Bruce Willis is our narrator as sozzled journo Peter Fallow. In order to save a career vanishing swiftly down the U-bend, he takes on the story of Sherman McCoy (Tom Hanks), a Wall Street “Master of the Universe” who’s inadvertently become a pawn in the racially-charged game of local politics. You see, while out driving one night with his bit-on-the-side Maria (Melanie Griffith), Sherman’s car mows down a black youth, making him a perfect scapegoat for scheming politicians looking for a successful white man to make an example of. But, as Fallow soon discovers, Sherman isn’t as guilty as everybody wants him to be.

So, you’ve guessed it – this is satire. Practically every character in the film has their own vested interests: the black community want to see this white man banged up, the politicians want their votes, Fallow wants the exclusive, and it looks like the only way for the real truth to come out is for Sherman to lie. It’s a clever story, not always particularly well-told by director Brian De Palma, but nonetheless interesting to watch unfold.
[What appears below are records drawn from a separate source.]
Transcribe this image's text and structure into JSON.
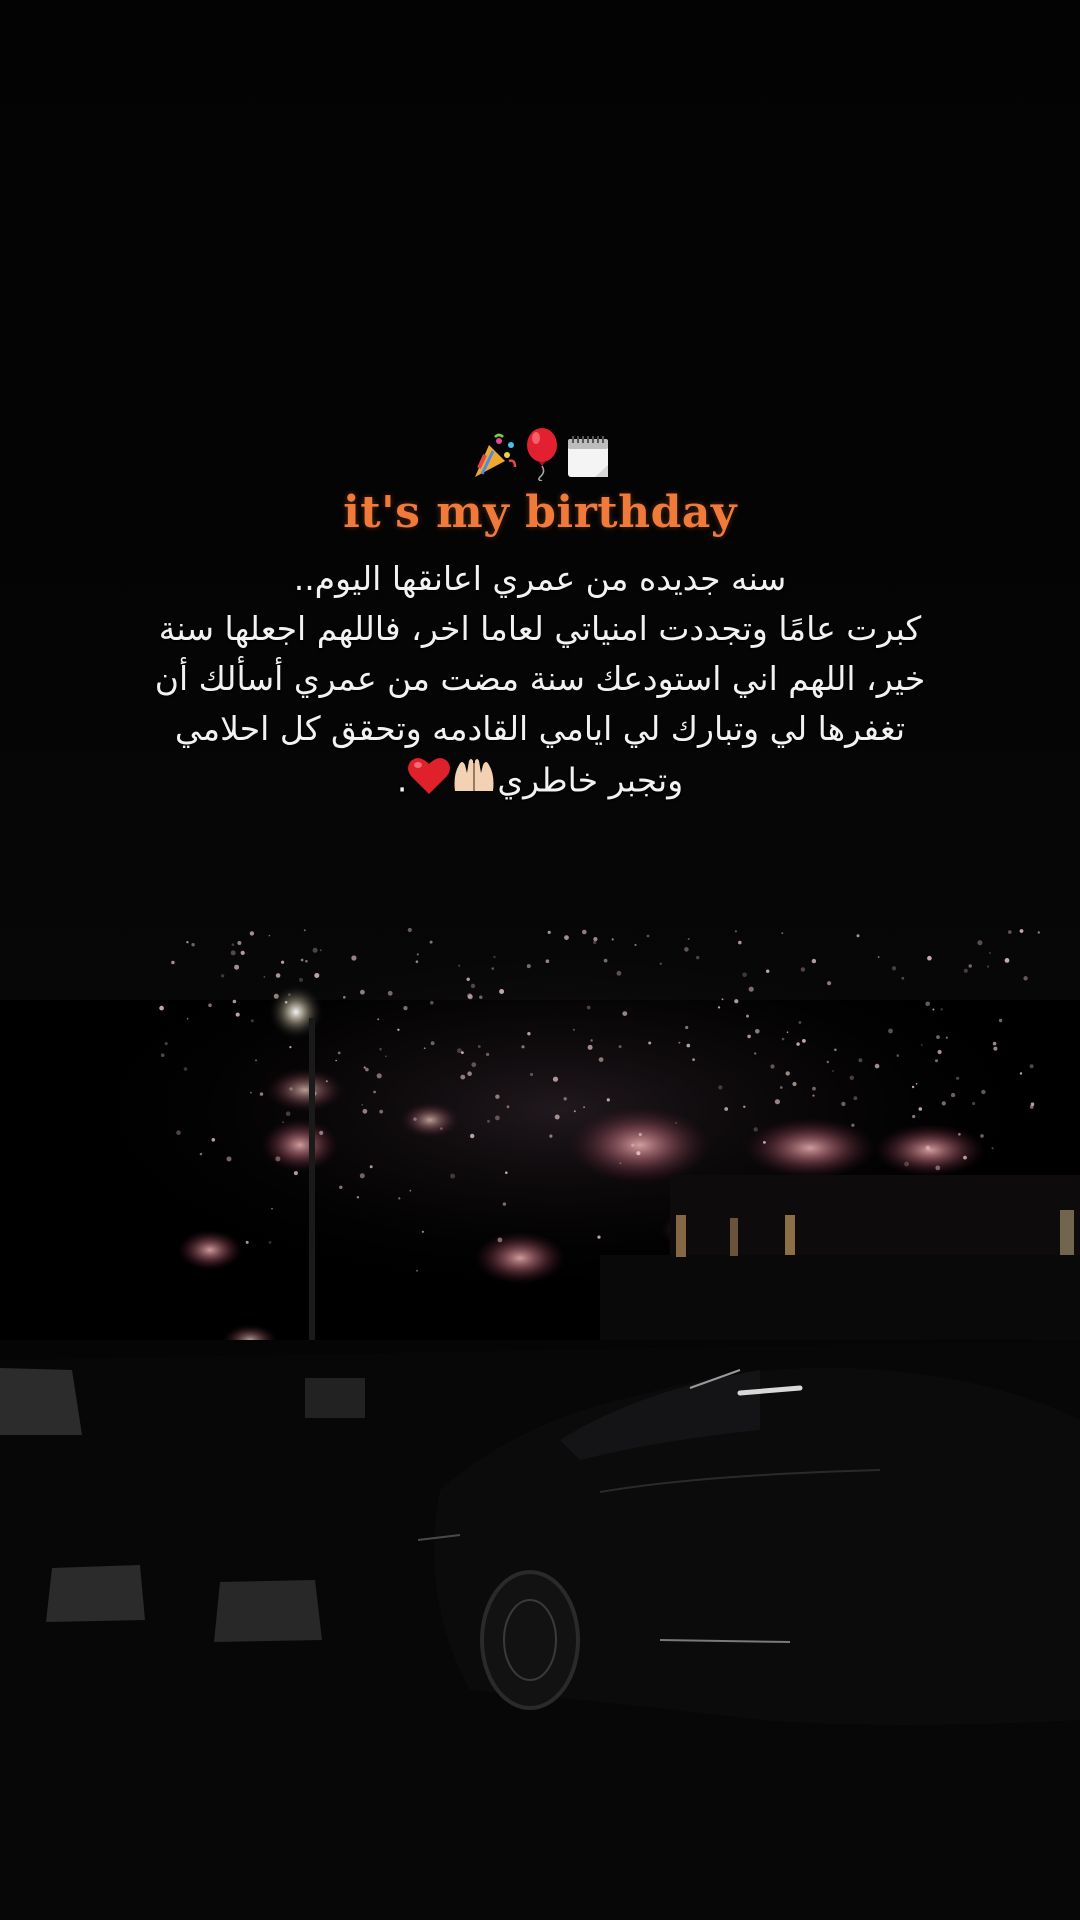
{
  "caption": {
    "title": "it's my birthday",
    "emojis": [
      "party-popper-icon",
      "balloon-icon",
      "calendar-icon"
    ],
    "lines": [
      "سنه جديده من عمري اعانقها اليوم..",
      "كبرت عامًا وتجددت امنياتي لعاما اخر، فاللهم اجعلها سنة",
      "خير، اللهم اني استودعك سنة مضت من عمري أسألك  أن",
      "تغفرها لي وتبارك لي ايامي القادمه وتحقق  كل احلامي",
      "وتجبر خاطري"
    ],
    "line_end_emojis": [
      "raised-hands-icon",
      "red-heart-icon"
    ],
    "trailing_dot": "."
  },
  "colors": {
    "title": "#f07a3a",
    "text": "#f2f2f2",
    "background": "#000000",
    "firework": "#e8a0a8"
  }
}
My main criticism of it would be that, perhaps surprisingly given the names involved, too many of the characters are mis-cast. Hanks never comes across as either ruthless or cunning enough to be the high-flyer we’re supposed to take him as, Kim Cattrall displays some horrendous over-acting as his embittered spouse, and Willis eventually struggles to hold the attention despite kicking off the movie as one of its most interesting characters. Only Griffith, and Morgan Freeman as a no-nonsense judge, seem suited to their roles.

Granted, this film is far from a classic. But at the same time it hardly seems deserving of the outright vitriol often aimed in its direction. Perhaps it’s best put down to another example of Hollywood getting it wrong: instead of making adaptations of books everybody loves, why not give the big screen treatment to the rubbish ones? That way the end result can only be an improvement on the original, and everyone’s happy.

It's Got: A nice analogy about cake crumbs.

It Needs: A good lawyer.

DVD Extras Nothing here. Now THAT’S something to complain about. DVD Extras Rating: 0/10


A fairly entertaining slice of satire, this really isn’t as bad as it’s often made out to be.